Instead of the Dubs Amendment, the government proposed something better: taking 20,000 children straight from the Middle East and giving them refugee status in Britain. This fulfils our humanitarian obligation while cutting out the people-traffickers. David Cameron lost this argument in the Commons so gave up and started a Dubs scheme; Theresa May abandoned it. She was promptly accused of heartlessness in turning away child refugees, but said nothing in response. She might have mentioned that accommodating refugees in Britain can cost 50 times as much as doing so in Jordan, where Britain is doing a great deal. Indeed, her government is spending more to help Syrian refugees than any country in Europe.
But it must not stop there. As Prof Collier argues, fixing up people with food and tents is not enough. The vast majority do not want to live in camps and will not thrive in them.
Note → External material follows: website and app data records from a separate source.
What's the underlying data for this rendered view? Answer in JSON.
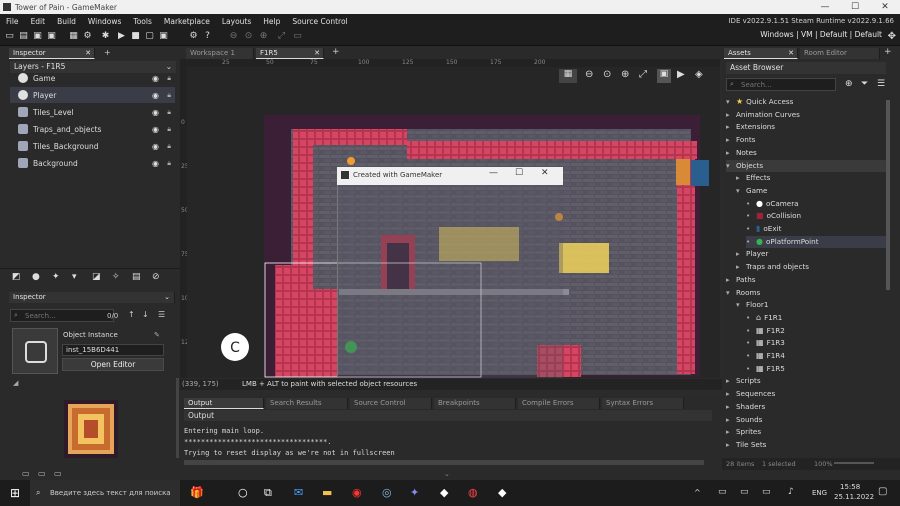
{
  "window": {
    "title": "Tower of Pain - GameMaker",
    "controls": [
      "—",
      "☐",
      "✕"
    ]
  },
  "menu": [
    "File",
    "Edit",
    "Build",
    "Windows",
    "Tools",
    "Marketplace",
    "Layouts",
    "Help",
    "Source Control"
  ],
  "ide_version": "IDE v2022.9.1.51 Steam  Runtime v2022.9.1.66",
  "target": "Windows | VM | Default | Default",
  "left_panel": {
    "tab": "Inspector",
    "layers_title": "Layers - F1R5",
    "layers": [
      {
        "name": "Game",
        "icon": "instance-layer-icon",
        "selected": false
      },
      {
        "name": "Player",
        "icon": "instance-layer-icon",
        "selected": true
      },
      {
        "name": "Tiles_Level",
        "icon": "tile-layer-icon",
        "selected": false
      },
      {
        "name": "Traps_and_objects",
        "icon": "tile-layer-icon",
        "selected": false
      },
      {
        "name": "Tiles_Background",
        "icon": "tile-layer-icon",
        "selected": false
      },
      {
        "name": "Background",
        "icon": "background-layer-icon",
        "selected": false
      }
    ],
    "inspector_title": "Inspector",
    "search_placeholder": "Search...",
    "count": "0/0",
    "object_instance_label": "Object Instance",
    "instance_name": "inst_15B6D441",
    "open_editor": "Open Editor"
  },
  "room_tabs": [
    "Workspace 1",
    "F1R5"
  ],
  "ruler_top": [
    "25",
    "50",
    "75",
    "100",
    "125",
    "150",
    "175",
    "200"
  ],
  "ruler_left": [
    "0",
    "25",
    "50",
    "75",
    "100",
    "125"
  ],
  "status_bar": {
    "coords": "(339, 175)",
    "hint": "LMB + ALT to paint with selected object resources"
  },
  "game_window_title": "Created with GameMaker",
  "output": {
    "tabs": [
      "Output",
      "Search Results",
      "Source Control",
      "Breakpoints",
      "Compile Errors",
      "Syntax Errors"
    ],
    "header": "Output",
    "lines": [
      "Entering main loop.",
      "**********************************.",
      "Trying to reset display as we're not in fullscreen"
    ]
  },
  "asset_browser": {
    "tabs": [
      "Assets",
      "Room Editor"
    ],
    "title": "Asset Browser",
    "search_placeholder": "Search...",
    "items": [
      {
        "label": "Quick Access",
        "depth": 0,
        "open": true,
        "kind": "star"
      },
      {
        "label": "Animation Curves",
        "depth": 0,
        "open": false,
        "kind": "folder"
      },
      {
        "label": "Extensions",
        "depth": 0,
        "open": false,
        "kind": "folder"
      },
      {
        "label": "Fonts",
        "depth": 0,
        "open": false,
        "kind": "folder"
      },
      {
        "label": "Notes",
        "depth": 0,
        "open": false,
        "kind": "folder"
      },
      {
        "label": "Objects",
        "depth": 0,
        "open": true,
        "kind": "folder",
        "highlight": true
      },
      {
        "label": "Effects",
        "depth": 1,
        "open": false,
        "kind": "folder"
      },
      {
        "label": "Game",
        "depth": 1,
        "open": true,
        "kind": "folder"
      },
      {
        "label": "oCamera",
        "depth": 2,
        "kind": "camera"
      },
      {
        "label": "oCollision",
        "depth": 2,
        "kind": "collision"
      },
      {
        "label": "oExit",
        "depth": 2,
        "kind": "exit"
      },
      {
        "label": "oPlatformPoint",
        "depth": 2,
        "kind": "platform",
        "selected": true
      },
      {
        "label": "Player",
        "depth": 1,
        "open": false,
        "kind": "folder"
      },
      {
        "label": "Traps and objects",
        "depth": 1,
        "open": false,
        "kind": "folder"
      },
      {
        "label": "Paths",
        "depth": 0,
        "open": false,
        "kind": "folder"
      },
      {
        "label": "Rooms",
        "depth": 0,
        "open": true,
        "kind": "folder"
      },
      {
        "label": "Floor1",
        "depth": 1,
        "open": true,
        "kind": "folder"
      },
      {
        "label": "F1R1",
        "depth": 2,
        "kind": "room",
        "home": true
      },
      {
        "label": "F1R2",
        "depth": 2,
        "kind": "room"
      },
      {
        "label": "F1R3",
        "depth": 2,
        "kind": "room"
      },
      {
        "label": "F1R4",
        "depth": 2,
        "kind": "room"
      },
      {
        "label": "F1R5",
        "depth": 2,
        "kind": "room"
      },
      {
        "label": "Scripts",
        "depth": 0,
        "open": false,
        "kind": "folder"
      },
      {
        "label": "Sequences",
        "depth": 0,
        "open": false,
        "kind": "folder"
      },
      {
        "label": "Shaders",
        "depth": 0,
        "open": false,
        "kind": "folder"
      },
      {
        "label": "Sounds",
        "depth": 0,
        "open": false,
        "kind": "folder"
      },
      {
        "label": "Sprites",
        "depth": 0,
        "open": false,
        "kind": "folder"
      },
      {
        "label": "Tile Sets",
        "depth": 0,
        "open": false,
        "kind": "folder"
      }
    ],
    "footer_items": "28 items",
    "footer_selected": "1 selected",
    "zoom": "100%"
  },
  "taskbar": {
    "search_placeholder": "Введите здесь текст для поиска",
    "lang": "ENG",
    "time": "15:58",
    "date": "25.11.2022"
  }
}
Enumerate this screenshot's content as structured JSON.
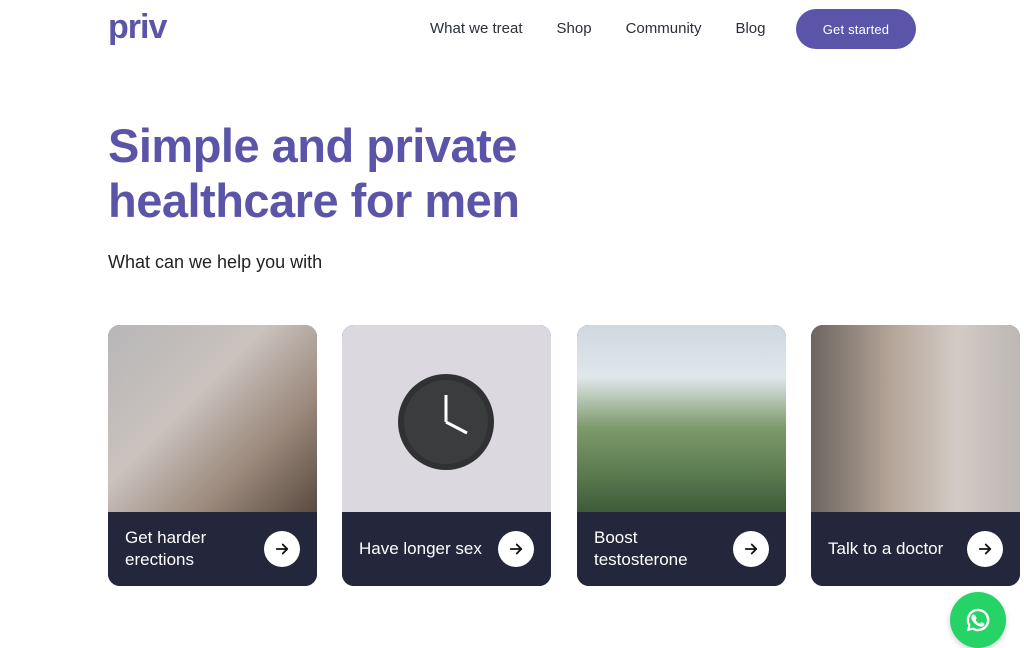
{
  "brand": {
    "logo_text": "priv",
    "brand_color": "#5a55a8"
  },
  "nav": {
    "items": [
      "What we treat",
      "Shop",
      "Community",
      "Blog"
    ],
    "cta_label": "Get started"
  },
  "hero": {
    "title": "Simple and private healthcare for men",
    "subtitle": "What can we help you with"
  },
  "cards": [
    {
      "label": "Get harder erections"
    },
    {
      "label": "Have longer sex"
    },
    {
      "label": "Boost testosterone"
    },
    {
      "label": "Talk to a doctor"
    }
  ],
  "icons": {
    "card_action": "arrow-right-icon",
    "chat_button": "whatsapp-icon"
  },
  "colors": {
    "card_panel": "#24263b",
    "whatsapp": "#25d366"
  }
}
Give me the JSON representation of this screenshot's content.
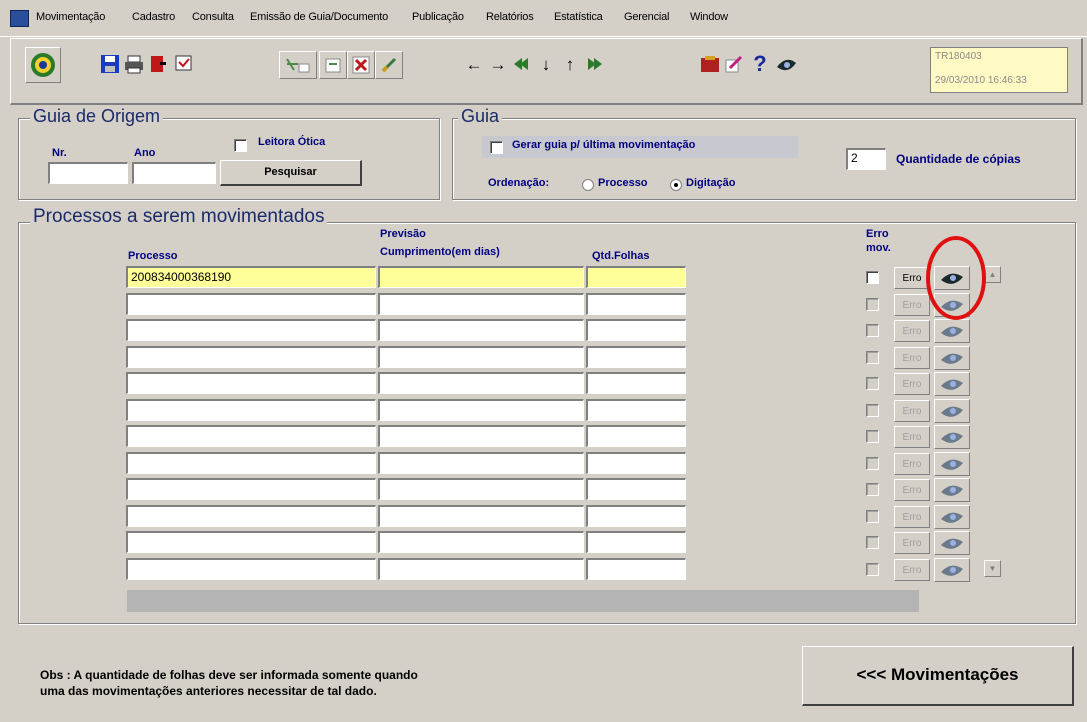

Far better if refugees could be resettled temporarily in countries close to Syria from which they are much more likely to return, and in conditions which offer them much greater opportunities to support themselves and develop their skills than does a refugee camp. Professor Collier’s ideas are taken seriously by Mrs May’s government, which now supports companies in Jordan that employee Syrian refugees. No other nation — in Europe or beyond — is doing more in this field.
The government could boast about this. But instead it stays quiet, as if ashamed of defying the prevailing orthodoxy. Her enemies are not so reticent. Nicola Sturgeon has been busy using the closure of the Dubs scheme as proof of the blackness of Westminster hearts.
Ministers need to stop being caught on the defensive and continue the development of a policy aimed at helping the maximum number of Middle Eastern refugees while minimising the evil human trade that is causing so many deaths in the Mediterranean. Global migration is perhaps the greatest new problem of our times, and Britain is leading the world in its response. The Prime Minister should have the courage to say so.